### SOURCE MATERIAL
/---

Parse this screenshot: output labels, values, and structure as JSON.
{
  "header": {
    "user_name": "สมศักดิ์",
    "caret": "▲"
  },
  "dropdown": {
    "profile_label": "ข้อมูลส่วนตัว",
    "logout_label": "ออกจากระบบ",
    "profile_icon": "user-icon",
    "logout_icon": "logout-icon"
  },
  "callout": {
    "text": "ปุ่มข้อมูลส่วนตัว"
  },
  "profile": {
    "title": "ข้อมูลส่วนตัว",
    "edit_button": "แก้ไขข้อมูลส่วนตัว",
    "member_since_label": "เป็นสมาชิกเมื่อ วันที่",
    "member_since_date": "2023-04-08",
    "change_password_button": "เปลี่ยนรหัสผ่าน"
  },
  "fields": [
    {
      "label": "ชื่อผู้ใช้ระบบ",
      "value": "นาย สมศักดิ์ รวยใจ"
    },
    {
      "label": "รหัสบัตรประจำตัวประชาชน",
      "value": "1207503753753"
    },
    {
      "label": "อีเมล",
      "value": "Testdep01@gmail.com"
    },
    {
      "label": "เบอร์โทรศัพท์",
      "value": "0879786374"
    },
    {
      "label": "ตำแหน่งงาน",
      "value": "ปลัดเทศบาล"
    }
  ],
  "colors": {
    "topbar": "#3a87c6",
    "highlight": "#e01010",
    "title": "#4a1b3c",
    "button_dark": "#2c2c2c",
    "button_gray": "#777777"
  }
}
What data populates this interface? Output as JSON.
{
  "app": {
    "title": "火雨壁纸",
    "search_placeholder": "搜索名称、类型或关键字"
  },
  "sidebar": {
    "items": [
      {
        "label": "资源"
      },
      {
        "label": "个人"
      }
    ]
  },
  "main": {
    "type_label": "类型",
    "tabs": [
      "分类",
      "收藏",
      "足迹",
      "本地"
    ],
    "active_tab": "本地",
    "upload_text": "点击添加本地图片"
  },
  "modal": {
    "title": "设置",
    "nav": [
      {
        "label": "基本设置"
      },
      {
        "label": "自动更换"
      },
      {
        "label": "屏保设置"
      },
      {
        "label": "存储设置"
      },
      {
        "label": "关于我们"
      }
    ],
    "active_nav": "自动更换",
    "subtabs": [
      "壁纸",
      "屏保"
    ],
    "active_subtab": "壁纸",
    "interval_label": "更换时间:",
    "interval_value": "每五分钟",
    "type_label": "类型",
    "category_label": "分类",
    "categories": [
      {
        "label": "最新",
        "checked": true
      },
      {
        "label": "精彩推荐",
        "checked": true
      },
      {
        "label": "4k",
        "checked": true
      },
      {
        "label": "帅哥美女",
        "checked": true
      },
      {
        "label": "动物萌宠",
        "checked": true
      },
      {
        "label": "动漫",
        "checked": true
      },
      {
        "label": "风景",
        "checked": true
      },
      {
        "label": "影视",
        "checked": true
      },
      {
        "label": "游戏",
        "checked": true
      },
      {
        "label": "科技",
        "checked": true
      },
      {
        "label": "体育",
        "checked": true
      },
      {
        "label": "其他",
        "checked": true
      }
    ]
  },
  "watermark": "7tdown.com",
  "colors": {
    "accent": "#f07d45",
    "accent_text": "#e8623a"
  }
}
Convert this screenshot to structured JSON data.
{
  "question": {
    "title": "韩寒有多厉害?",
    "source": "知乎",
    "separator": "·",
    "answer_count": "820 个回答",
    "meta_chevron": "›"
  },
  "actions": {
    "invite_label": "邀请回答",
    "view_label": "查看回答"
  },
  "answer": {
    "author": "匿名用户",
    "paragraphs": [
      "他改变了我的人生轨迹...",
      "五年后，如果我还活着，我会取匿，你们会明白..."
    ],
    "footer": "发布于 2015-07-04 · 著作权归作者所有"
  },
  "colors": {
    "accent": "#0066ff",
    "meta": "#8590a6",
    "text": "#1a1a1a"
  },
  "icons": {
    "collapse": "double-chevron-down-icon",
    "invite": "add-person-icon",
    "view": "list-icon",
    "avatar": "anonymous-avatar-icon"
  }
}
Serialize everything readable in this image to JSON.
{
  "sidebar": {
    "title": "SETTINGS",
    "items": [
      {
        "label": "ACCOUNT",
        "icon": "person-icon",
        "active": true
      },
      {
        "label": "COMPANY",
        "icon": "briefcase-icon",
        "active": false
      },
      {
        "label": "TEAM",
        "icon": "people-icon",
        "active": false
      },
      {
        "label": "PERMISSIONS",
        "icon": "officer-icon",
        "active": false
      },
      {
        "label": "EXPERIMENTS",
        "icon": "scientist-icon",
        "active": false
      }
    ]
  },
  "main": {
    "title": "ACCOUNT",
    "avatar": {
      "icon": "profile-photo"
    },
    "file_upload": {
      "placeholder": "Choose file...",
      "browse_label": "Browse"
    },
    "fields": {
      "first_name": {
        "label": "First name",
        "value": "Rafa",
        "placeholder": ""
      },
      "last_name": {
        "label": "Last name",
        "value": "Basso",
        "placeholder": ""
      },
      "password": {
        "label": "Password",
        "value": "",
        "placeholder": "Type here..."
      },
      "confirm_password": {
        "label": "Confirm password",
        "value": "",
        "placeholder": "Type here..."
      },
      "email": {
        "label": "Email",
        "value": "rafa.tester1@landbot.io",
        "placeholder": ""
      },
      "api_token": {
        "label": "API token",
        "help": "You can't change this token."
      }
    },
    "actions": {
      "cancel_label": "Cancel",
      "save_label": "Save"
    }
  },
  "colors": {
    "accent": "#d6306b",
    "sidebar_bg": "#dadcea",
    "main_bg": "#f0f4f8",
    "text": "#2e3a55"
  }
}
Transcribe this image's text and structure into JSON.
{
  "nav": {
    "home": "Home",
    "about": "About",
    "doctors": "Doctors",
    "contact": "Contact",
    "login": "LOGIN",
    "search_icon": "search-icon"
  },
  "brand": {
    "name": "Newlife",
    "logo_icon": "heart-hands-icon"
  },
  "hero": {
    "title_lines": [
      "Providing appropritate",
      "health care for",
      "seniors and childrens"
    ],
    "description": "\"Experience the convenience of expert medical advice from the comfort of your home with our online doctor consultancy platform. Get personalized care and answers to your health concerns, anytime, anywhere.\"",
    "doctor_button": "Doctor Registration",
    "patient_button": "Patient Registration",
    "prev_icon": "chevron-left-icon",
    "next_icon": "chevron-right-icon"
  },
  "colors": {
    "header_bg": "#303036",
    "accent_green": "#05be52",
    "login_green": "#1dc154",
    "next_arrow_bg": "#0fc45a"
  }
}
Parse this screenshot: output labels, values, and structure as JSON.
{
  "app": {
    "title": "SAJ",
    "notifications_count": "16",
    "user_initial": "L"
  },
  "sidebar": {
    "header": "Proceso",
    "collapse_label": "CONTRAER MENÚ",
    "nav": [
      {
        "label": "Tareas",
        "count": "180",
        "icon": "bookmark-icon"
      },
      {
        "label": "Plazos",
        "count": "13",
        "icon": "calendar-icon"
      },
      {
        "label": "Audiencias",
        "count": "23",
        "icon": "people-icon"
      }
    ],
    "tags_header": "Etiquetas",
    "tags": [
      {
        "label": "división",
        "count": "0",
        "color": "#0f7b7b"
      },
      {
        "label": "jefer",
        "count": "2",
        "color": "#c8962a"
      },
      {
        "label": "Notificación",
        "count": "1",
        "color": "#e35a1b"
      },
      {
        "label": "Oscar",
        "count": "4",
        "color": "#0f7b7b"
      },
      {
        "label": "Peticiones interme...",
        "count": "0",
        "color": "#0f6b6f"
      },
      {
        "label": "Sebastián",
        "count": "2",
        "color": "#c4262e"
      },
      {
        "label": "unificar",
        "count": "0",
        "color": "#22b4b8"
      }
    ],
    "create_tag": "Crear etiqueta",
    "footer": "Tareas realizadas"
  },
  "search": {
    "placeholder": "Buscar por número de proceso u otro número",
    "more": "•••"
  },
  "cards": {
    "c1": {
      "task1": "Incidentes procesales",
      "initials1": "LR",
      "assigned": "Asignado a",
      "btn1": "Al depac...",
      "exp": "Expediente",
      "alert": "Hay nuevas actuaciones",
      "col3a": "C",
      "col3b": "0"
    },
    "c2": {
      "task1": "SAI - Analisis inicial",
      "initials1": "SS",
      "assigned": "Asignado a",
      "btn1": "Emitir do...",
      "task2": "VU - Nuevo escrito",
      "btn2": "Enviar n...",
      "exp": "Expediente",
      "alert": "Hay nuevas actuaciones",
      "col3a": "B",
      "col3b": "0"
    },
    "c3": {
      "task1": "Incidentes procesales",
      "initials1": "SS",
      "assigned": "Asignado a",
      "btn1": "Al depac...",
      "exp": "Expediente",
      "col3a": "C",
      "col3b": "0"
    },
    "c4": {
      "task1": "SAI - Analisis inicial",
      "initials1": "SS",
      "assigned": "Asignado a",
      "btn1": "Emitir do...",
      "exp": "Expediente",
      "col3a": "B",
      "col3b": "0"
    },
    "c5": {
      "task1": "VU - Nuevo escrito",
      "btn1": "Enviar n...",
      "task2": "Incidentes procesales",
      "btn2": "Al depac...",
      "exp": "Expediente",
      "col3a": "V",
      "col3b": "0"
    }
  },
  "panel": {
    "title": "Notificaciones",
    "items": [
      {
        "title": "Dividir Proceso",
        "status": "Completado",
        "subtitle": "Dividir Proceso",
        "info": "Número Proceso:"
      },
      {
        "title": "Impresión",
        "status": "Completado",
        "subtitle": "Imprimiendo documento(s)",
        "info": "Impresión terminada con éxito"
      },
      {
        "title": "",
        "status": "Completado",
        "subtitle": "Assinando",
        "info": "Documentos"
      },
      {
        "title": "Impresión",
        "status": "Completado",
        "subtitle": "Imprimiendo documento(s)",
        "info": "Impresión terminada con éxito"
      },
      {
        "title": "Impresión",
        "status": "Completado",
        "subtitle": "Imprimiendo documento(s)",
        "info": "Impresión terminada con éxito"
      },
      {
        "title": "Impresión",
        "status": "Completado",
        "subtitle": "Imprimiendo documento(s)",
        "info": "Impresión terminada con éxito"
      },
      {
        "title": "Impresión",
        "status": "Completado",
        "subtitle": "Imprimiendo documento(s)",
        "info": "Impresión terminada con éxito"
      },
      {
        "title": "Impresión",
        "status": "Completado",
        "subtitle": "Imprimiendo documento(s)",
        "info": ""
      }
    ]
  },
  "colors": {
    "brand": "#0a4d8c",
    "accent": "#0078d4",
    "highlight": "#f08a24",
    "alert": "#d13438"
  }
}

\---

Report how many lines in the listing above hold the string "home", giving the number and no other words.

2